══ Available records ══
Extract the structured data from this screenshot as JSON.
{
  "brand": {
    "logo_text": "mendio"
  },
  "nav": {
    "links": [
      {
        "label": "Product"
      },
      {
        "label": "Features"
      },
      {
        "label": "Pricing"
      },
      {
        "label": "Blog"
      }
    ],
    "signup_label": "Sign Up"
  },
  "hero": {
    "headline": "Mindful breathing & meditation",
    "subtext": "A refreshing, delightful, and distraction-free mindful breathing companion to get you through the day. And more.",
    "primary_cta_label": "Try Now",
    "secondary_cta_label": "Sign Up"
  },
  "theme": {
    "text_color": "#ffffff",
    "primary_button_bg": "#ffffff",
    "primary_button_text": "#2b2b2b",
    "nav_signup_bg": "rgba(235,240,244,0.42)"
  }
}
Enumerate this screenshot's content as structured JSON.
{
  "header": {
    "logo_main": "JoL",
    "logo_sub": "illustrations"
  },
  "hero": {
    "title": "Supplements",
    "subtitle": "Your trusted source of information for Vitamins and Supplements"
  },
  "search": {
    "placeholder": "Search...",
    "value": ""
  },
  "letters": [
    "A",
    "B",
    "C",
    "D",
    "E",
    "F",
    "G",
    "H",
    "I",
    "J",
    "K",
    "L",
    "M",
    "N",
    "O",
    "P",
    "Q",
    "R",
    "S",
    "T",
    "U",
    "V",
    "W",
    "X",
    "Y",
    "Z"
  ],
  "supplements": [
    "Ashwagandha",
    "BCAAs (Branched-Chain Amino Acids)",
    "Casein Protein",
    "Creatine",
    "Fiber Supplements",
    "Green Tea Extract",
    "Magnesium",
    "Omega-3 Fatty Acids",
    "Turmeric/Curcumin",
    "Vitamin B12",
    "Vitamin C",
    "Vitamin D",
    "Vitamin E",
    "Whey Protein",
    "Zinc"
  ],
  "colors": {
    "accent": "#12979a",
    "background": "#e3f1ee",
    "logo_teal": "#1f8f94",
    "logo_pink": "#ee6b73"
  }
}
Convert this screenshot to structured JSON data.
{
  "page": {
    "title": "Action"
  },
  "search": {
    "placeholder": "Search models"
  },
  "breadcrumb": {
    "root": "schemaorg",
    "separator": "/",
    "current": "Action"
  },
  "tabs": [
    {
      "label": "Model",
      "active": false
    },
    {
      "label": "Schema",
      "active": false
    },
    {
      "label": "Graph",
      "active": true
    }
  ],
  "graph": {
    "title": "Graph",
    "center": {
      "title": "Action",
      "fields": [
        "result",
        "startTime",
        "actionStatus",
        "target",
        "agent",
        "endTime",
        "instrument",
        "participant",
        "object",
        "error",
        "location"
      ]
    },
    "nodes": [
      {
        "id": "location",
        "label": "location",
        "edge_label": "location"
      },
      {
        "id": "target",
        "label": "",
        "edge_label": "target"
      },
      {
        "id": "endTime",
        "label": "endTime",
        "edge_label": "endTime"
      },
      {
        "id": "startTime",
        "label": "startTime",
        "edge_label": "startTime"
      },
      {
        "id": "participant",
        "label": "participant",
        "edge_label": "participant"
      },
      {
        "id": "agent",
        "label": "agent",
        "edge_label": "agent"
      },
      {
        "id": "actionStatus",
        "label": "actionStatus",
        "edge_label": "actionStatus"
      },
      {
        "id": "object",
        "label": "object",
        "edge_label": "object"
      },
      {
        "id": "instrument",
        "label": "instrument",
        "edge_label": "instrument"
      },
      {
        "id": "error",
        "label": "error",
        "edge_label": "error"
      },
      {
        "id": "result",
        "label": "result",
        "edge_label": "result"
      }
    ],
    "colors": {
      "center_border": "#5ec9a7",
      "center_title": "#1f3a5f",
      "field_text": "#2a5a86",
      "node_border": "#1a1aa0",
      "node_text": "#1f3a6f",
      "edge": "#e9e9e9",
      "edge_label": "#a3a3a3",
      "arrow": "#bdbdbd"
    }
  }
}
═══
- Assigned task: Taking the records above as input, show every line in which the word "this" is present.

- Problem solution:
Extract the structured data from this screenshot as JSON.
Enumerate this screenshot's content as structured JSON.
Convert this screenshot to structured JSON data.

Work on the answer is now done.